- [What is expected]
Report every line of the listing below in which the string "Temukan" appears.
(Records for this task begins)
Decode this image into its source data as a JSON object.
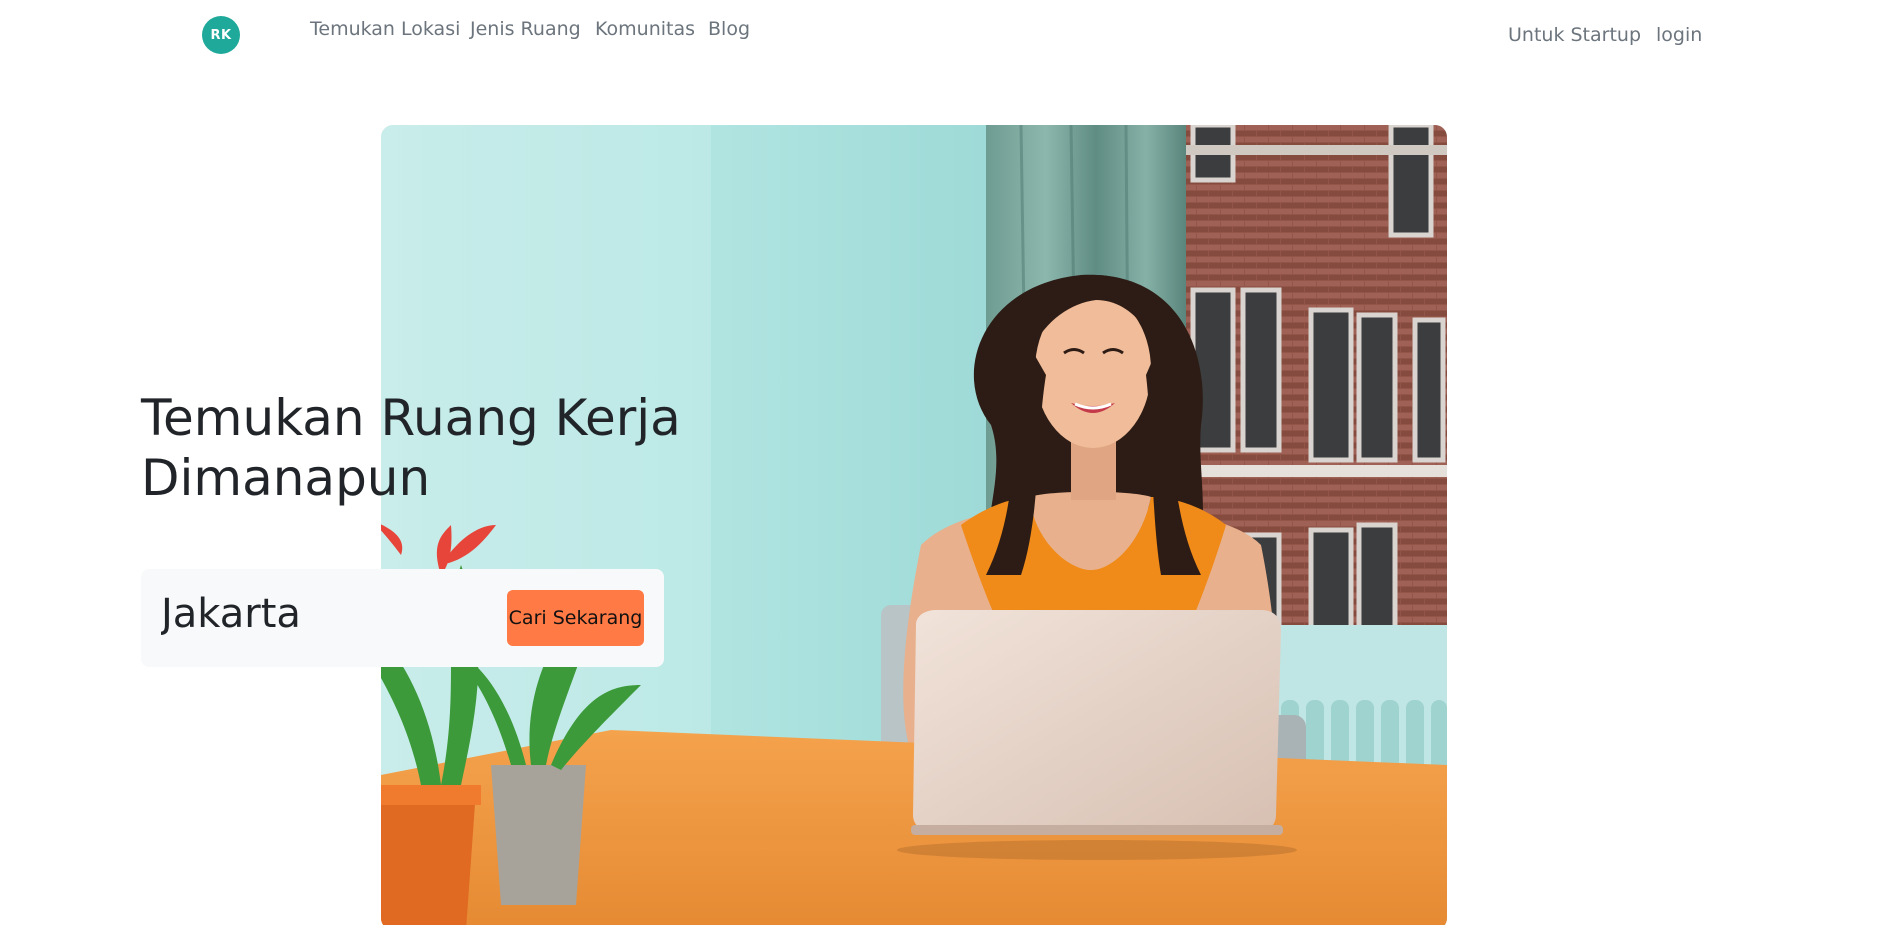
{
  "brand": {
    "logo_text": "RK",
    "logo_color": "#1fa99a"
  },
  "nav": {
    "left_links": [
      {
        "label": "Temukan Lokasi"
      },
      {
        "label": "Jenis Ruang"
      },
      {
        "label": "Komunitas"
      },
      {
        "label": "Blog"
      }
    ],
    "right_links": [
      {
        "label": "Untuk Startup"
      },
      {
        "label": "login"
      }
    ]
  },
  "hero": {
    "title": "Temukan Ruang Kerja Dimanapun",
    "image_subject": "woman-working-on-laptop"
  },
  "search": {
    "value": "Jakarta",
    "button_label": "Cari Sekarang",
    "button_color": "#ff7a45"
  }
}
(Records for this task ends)
- [Response area]
        "label": "Temukan Lokasi"
    "title": "Temukan Ruang Kerja Dimanapun",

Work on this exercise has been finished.